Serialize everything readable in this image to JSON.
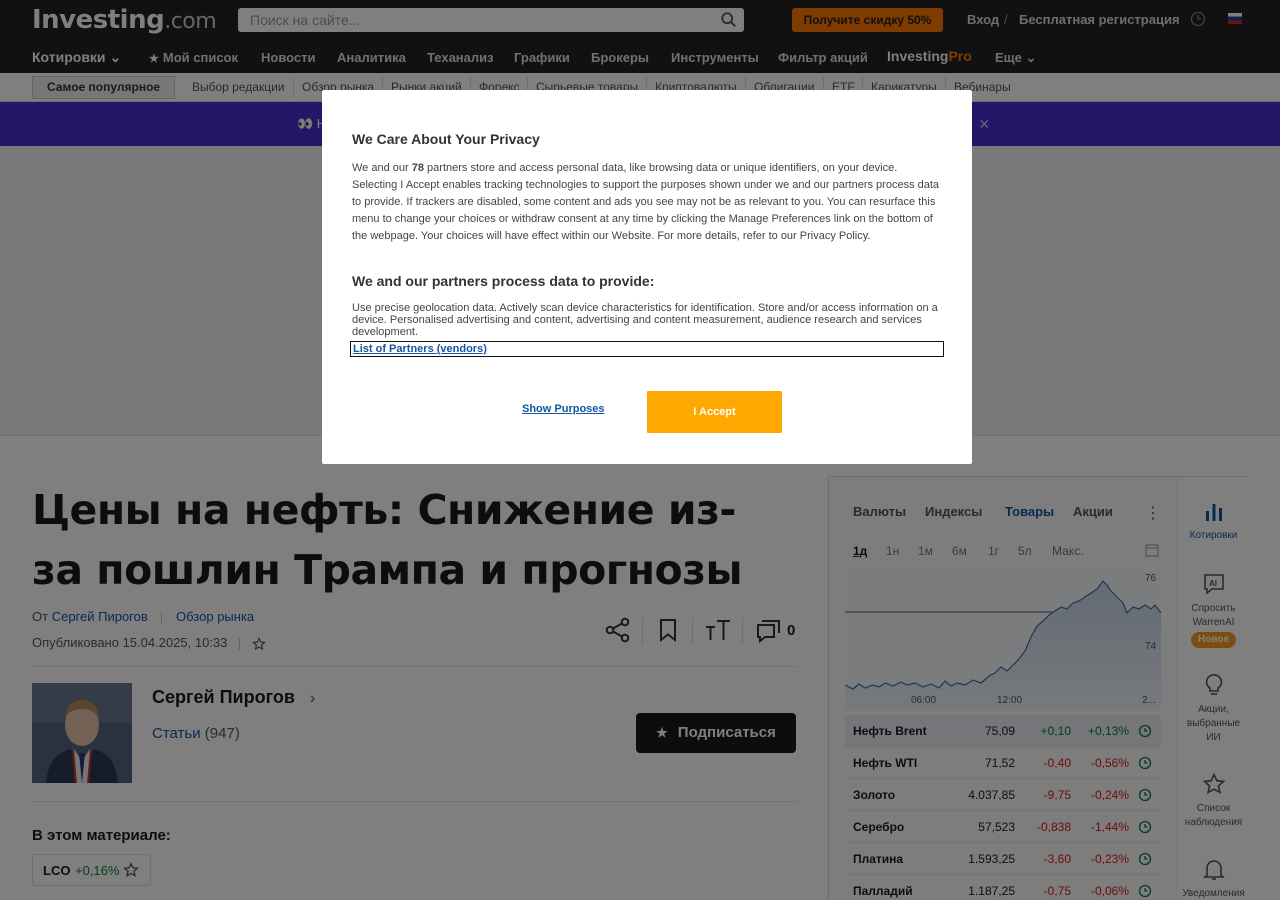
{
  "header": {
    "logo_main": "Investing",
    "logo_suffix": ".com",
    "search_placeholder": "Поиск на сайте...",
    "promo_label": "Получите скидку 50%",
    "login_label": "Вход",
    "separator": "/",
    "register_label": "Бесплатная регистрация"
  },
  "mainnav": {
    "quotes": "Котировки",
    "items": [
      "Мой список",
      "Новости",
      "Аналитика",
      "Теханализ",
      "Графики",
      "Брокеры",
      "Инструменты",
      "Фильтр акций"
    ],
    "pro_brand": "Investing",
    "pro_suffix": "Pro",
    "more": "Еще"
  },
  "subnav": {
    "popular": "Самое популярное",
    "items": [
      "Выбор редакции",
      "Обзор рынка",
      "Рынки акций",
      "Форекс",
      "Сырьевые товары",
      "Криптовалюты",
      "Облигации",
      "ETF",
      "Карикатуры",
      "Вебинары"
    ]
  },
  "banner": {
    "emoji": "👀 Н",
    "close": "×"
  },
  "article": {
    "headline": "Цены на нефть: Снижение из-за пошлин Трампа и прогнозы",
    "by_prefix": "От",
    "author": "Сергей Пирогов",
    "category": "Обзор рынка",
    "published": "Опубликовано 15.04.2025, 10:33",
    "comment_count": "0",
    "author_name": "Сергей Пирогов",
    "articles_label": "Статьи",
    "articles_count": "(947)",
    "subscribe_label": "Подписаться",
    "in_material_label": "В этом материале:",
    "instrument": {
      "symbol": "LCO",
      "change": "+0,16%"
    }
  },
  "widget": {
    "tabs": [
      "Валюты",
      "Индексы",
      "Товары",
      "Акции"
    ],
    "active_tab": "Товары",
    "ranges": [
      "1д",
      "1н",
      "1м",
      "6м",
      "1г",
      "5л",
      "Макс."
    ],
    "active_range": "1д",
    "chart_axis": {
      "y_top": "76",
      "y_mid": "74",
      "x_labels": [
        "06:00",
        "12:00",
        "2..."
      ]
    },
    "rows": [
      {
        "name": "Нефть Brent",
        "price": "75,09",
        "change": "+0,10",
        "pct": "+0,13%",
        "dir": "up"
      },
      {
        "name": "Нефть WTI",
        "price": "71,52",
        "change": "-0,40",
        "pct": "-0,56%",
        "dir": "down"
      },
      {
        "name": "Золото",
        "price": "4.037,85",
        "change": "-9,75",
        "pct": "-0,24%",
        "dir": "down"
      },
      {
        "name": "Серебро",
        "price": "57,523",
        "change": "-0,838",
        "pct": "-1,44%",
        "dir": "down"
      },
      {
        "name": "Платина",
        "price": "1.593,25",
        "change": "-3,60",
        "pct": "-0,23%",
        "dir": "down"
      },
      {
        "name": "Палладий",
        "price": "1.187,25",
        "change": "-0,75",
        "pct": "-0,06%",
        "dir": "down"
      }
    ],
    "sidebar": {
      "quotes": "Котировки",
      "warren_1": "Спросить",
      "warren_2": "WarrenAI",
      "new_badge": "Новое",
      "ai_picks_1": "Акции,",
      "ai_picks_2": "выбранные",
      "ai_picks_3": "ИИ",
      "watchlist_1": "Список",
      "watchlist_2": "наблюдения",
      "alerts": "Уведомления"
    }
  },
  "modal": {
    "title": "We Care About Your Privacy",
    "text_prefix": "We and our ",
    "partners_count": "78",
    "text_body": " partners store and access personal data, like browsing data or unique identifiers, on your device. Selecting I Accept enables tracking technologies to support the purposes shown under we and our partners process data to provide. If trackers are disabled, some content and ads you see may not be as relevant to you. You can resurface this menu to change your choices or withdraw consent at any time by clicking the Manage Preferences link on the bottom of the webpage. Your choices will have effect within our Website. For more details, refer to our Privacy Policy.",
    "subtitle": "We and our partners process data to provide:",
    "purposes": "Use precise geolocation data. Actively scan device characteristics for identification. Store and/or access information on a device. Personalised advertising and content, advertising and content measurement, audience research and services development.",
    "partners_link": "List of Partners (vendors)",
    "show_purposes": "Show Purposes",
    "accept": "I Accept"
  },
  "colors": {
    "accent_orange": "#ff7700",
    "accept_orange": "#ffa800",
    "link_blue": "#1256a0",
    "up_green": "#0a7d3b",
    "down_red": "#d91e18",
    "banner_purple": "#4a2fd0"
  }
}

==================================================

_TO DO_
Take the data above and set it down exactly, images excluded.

_TASK RESULT_
Serialize everything readable in this image to JSON.
{
  "header": {
    "logo_main": "Investing",
    "logo_suffix": ".com",
    "search_placeholder": "Поиск на сайте...",
    "promo_label": "Получите скидку 50%",
    "login_label": "Вход",
    "separator": "/",
    "register_label": "Бесплатная регистрация"
  },
  "mainnav": {
    "quotes": "Котировки",
    "items": [
      "Мой список",
      "Новости",
      "Аналитика",
      "Теханализ",
      "Графики",
      "Брокеры",
      "Инструменты",
      "Фильтр акций"
    ],
    "pro_brand": "Investing",
    "pro_suffix": "Pro",
    "more": "Еще"
  },
  "subnav": {
    "popular": "Самое популярное",
    "items": [
      "Выбор редакции",
      "Обзор рынка",
      "Рынки акций",
      "Форекс",
      "Сырьевые товары",
      "Криптовалюты",
      "Облигации",
      "ETF",
      "Карикатуры",
      "Вебинары"
    ]
  },
  "banner": {
    "emoji": "👀 Н",
    "close": "×"
  },
  "article": {
    "headline": "Цены на нефть: Снижение из-за пошлин Трампа и прогнозы",
    "by_prefix": "От",
    "author": "Сергей Пирогов",
    "category": "Обзор рынка",
    "published": "Опубликовано 15.04.2025, 10:33",
    "comment_count": "0",
    "author_name": "Сергей Пирогов",
    "articles_label": "Статьи",
    "articles_count": "(947)",
    "subscribe_label": "Подписаться",
    "in_material_label": "В этом материале:",
    "instrument": {
      "symbol": "LCO",
      "change": "+0,16%"
    }
  },
  "widget": {
    "tabs": [
      "Валюты",
      "Индексы",
      "Товары",
      "Акции"
    ],
    "active_tab": "Товары",
    "ranges": [
      "1д",
      "1н",
      "1м",
      "6м",
      "1г",
      "5л",
      "Макс."
    ],
    "active_range": "1д",
    "chart_axis": {
      "y_top": "76",
      "y_mid": "74",
      "x_labels": [
        "06:00",
        "12:00",
        "2..."
      ]
    },
    "rows": [
      {
        "name": "Нефть Brent",
        "price": "75,09",
        "change": "+0,10",
        "pct": "+0,13%",
        "dir": "up"
      },
      {
        "name": "Нефть WTI",
        "price": "71,52",
        "change": "-0,40",
        "pct": "-0,56%",
        "dir": "down"
      },
      {
        "name": "Золото",
        "price": "4.037,85",
        "change": "-9,75",
        "pct": "-0,24%",
        "dir": "down"
      },
      {
        "name": "Серебро",
        "price": "57,523",
        "change": "-0,838",
        "pct": "-1,44%",
        "dir": "down"
      },
      {
        "name": "Платина",
        "price": "1.593,25",
        "change": "-3,60",
        "pct": "-0,23%",
        "dir": "down"
      },
      {
        "name": "Палладий",
        "price": "1.187,25",
        "change": "-0,75",
        "pct": "-0,06%",
        "dir": "down"
      }
    ],
    "sidebar": {
      "quotes": "Котировки",
      "warren_1": "Спросить",
      "warren_2": "WarrenAI",
      "new_badge": "Новое",
      "ai_picks_1": "Акции,",
      "ai_picks_2": "выбранные",
      "ai_picks_3": "ИИ",
      "watchlist_1": "Список",
      "watchlist_2": "наблюдения",
      "alerts": "Уведомления"
    }
  },
  "modal": {
    "title": "We Care About Your Privacy",
    "text_prefix": "We and our ",
    "partners_count": "78",
    "text_body": " partners store and access personal data, like browsing data or unique identifiers, on your device. Selecting I Accept enables tracking technologies to support the purposes shown under we and our partners process data to provide. If trackers are disabled, some content and ads you see may not be as relevant to you. You can resurface this menu to change your choices or withdraw consent at any time by clicking the Manage Preferences link on the bottom of the webpage. Your choices will have effect within our Website. For more details, refer to our Privacy Policy.",
    "subtitle": "We and our partners process data to provide:",
    "purposes": "Use precise geolocation data. Actively scan device characteristics for identification. Store and/or access information on a device. Personalised advertising and content, advertising and content measurement, audience research and services development.",
    "partners_link": "List of Partners (vendors)",
    "show_purposes": "Show Purposes",
    "accept": "I Accept"
  },
  "colors": {
    "accent_orange": "#ff7700",
    "accept_orange": "#ffa800",
    "link_blue": "#1256a0",
    "up_green": "#0a7d3b",
    "down_red": "#d91e18",
    "banner_purple": "#4a2fd0"
  }
}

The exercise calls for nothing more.